▶ Aim of the exercise: A copy is needed of each line in the records that has the word "true".

+===+

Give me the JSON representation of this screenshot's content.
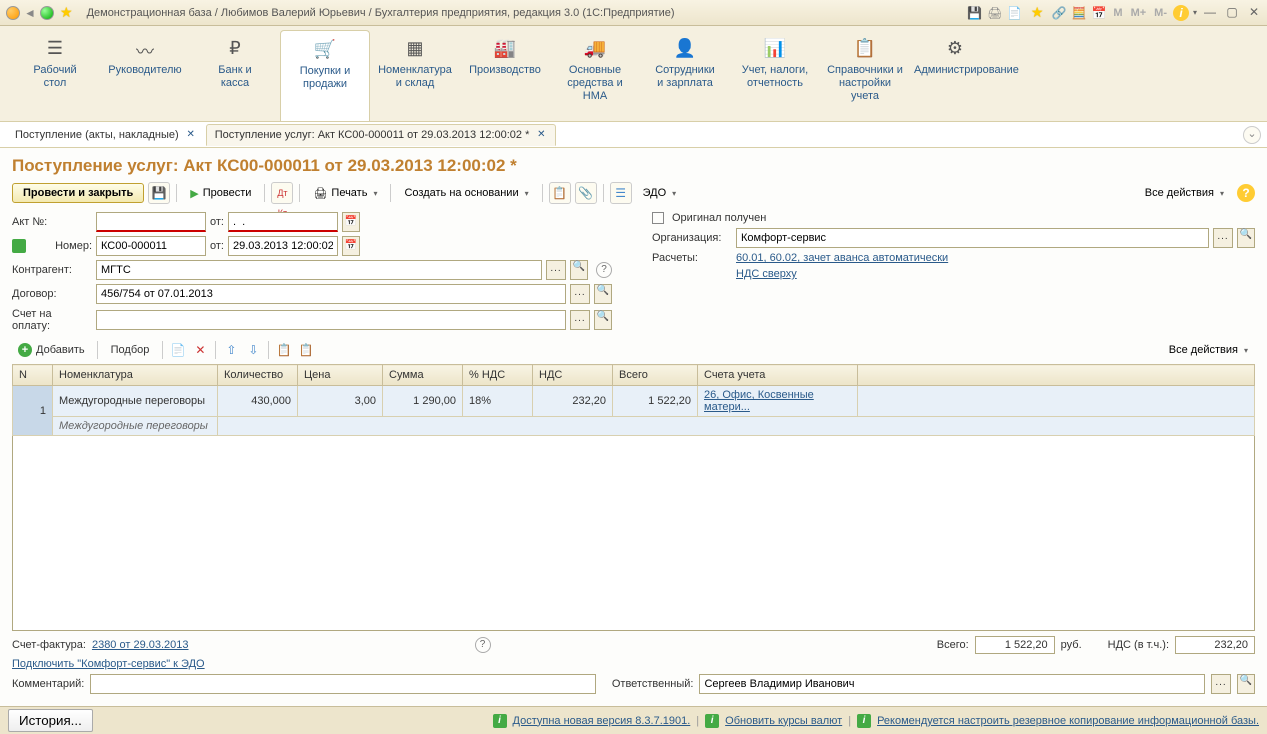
{
  "titlebar": {
    "title": "Демонстрационная база / Любимов Валерий Юрьевич / Бухгалтерия предприятия, редакция 3.0  (1С:Предприятие)",
    "m1": "M",
    "m2": "M+",
    "m3": "M-"
  },
  "ribbon": [
    {
      "label": "Рабочий\nстол",
      "icon": "☰"
    },
    {
      "label": "Руководителю",
      "icon": "〰"
    },
    {
      "label": "Банк и\nкасса",
      "icon": "₽"
    },
    {
      "label": "Покупки и\nпродажи",
      "icon": "🛒"
    },
    {
      "label": "Номенклатура\nи склад",
      "icon": "▦"
    },
    {
      "label": "Производство",
      "icon": "🏭"
    },
    {
      "label": "Основные\nсредства и НМА",
      "icon": "🚚"
    },
    {
      "label": "Сотрудники\nи зарплата",
      "icon": "👤"
    },
    {
      "label": "Учет, налоги,\nотчетность",
      "icon": "📊"
    },
    {
      "label": "Справочники и\nнастройки учета",
      "icon": "📋"
    },
    {
      "label": "Администрирование",
      "icon": "⚙"
    }
  ],
  "tabs": [
    {
      "label": "Поступление (акты, накладные)",
      "active": false
    },
    {
      "label": "Поступление услуг: Акт КС00-000011 от 29.03.2013 12:00:02 *",
      "active": true
    }
  ],
  "doc_title": "Поступление услуг: Акт КС00-000011 от 29.03.2013 12:00:02 *",
  "toolbar": {
    "main": "Провести и закрыть",
    "post": "Провести",
    "print": "Печать",
    "create": "Создать на основании",
    "edo": "ЭДО",
    "all_actions": "Все действия"
  },
  "form": {
    "akt_label": "Акт №:",
    "akt_value": "",
    "akt_ot": "от:",
    "akt_date": ".  .",
    "num_label": "Номер:",
    "num_value": "КС00-000011",
    "num_ot": "от:",
    "num_date": "29.03.2013 12:00:02",
    "counterparty_label": "Контрагент:",
    "counterparty": "МГТС",
    "contract_label": "Договор:",
    "contract": "456/754 от 07.01.2013",
    "invoice_label": "Счет на оплату:",
    "invoice": "",
    "original_label": "Оригинал получен",
    "org_label": "Организация:",
    "org": "Комфорт-сервис",
    "calc_label": "Расчеты:",
    "calc_link": "60.01, 60.02, зачет аванса автоматически",
    "vat_link": "НДС сверху"
  },
  "table_tb": {
    "add": "Добавить",
    "select": "Подбор",
    "all_actions": "Все действия"
  },
  "columns": {
    "n": "N",
    "nomenclature": "Номенклатура",
    "qty": "Количество",
    "price": "Цена",
    "sum": "Сумма",
    "vat_pct": "% НДС",
    "vat": "НДС",
    "total": "Всего",
    "accounts": "Счета учета"
  },
  "rows": [
    {
      "n": "1",
      "nomenclature": "Междугородные переговоры",
      "nomenclature2": "Междугородные переговоры",
      "qty": "430,000",
      "price": "3,00",
      "sum": "1 290,00",
      "vat_pct": "18%",
      "vat": "232,20",
      "total": "1 522,20",
      "accounts": "26, Офис, Косвенные матери..."
    }
  ],
  "footer": {
    "invoice_fact_label": "Счет-фактура:",
    "invoice_fact_link": "2380 от 29.03.2013",
    "edo_link": "Подключить \"Комфорт-сервис\" к ЭДО",
    "total_label": "Всего:",
    "total_value": "1 522,20",
    "rub": "руб.",
    "vat_label": "НДС (в т.ч.):",
    "vat_value": "232,20",
    "comment_label": "Комментарий:",
    "comment": "",
    "responsible_label": "Ответственный:",
    "responsible": "Сергеев Владимир Иванович"
  },
  "statusbar": {
    "history": "История...",
    "s1": "Доступна новая версия 8.3.7.1901.",
    "s2": "Обновить курсы валют",
    "s3": "Рекомендуется настроить резервное копирование информационной базы."
  }
}
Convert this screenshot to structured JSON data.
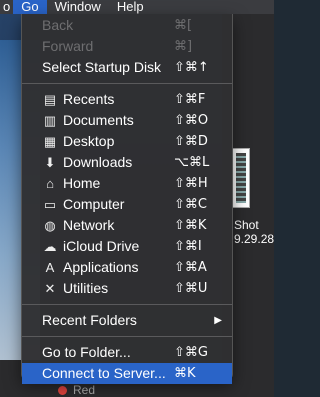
{
  "menubar": {
    "items": [
      "Go",
      "Window",
      "Help"
    ],
    "partial_left": "o"
  },
  "menu": {
    "group1": [
      {
        "label": "Back",
        "shortcut": "⌘[",
        "disabled": true
      },
      {
        "label": "Forward",
        "shortcut": "⌘]",
        "disabled": true
      },
      {
        "label": "Select Startup Disk",
        "shortcut": "⇧⌘↑",
        "disabled": false
      }
    ],
    "group2": [
      {
        "label": "Recents",
        "shortcut": "⇧⌘F",
        "icon": "recents-icon",
        "glyph": "▤"
      },
      {
        "label": "Documents",
        "shortcut": "⇧⌘O",
        "icon": "documents-icon",
        "glyph": "▥"
      },
      {
        "label": "Desktop",
        "shortcut": "⇧⌘D",
        "icon": "desktop-icon",
        "glyph": "▦"
      },
      {
        "label": "Downloads",
        "shortcut": "⌥⌘L",
        "icon": "downloads-icon",
        "glyph": "⬇"
      },
      {
        "label": "Home",
        "shortcut": "⇧⌘H",
        "icon": "home-icon",
        "glyph": "⌂"
      },
      {
        "label": "Computer",
        "shortcut": "⇧⌘C",
        "icon": "computer-icon",
        "glyph": "▭"
      },
      {
        "label": "Network",
        "shortcut": "⇧⌘K",
        "icon": "network-icon",
        "glyph": "◍"
      },
      {
        "label": "iCloud Drive",
        "shortcut": "⇧⌘I",
        "icon": "icloud-icon",
        "glyph": "☁"
      },
      {
        "label": "Applications",
        "shortcut": "⇧⌘A",
        "icon": "applications-icon",
        "glyph": "A"
      },
      {
        "label": "Utilities",
        "shortcut": "⇧⌘U",
        "icon": "utilities-icon",
        "glyph": "✕"
      }
    ],
    "recent_folders": {
      "label": "Recent Folders",
      "arrow": "▶"
    },
    "group4": [
      {
        "label": "Go to Folder...",
        "shortcut": "⇧⌘G",
        "highlight": false
      },
      {
        "label": "Connect to Server...",
        "shortcut": "⌘K",
        "highlight": true
      }
    ]
  },
  "desktop": {
    "file_label_1": "Shot",
    "file_label_2": "9.29.28",
    "tag_label": "Red",
    "tag_color": "#e0443e"
  },
  "colors": {
    "highlight": "#2a64c8",
    "menu_bg": "#303032",
    "disabled_text": "#6e6e70"
  }
}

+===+

▶ Solution below:
      "active": true
        "disabled": true
        "disabled": true
        "highlight": true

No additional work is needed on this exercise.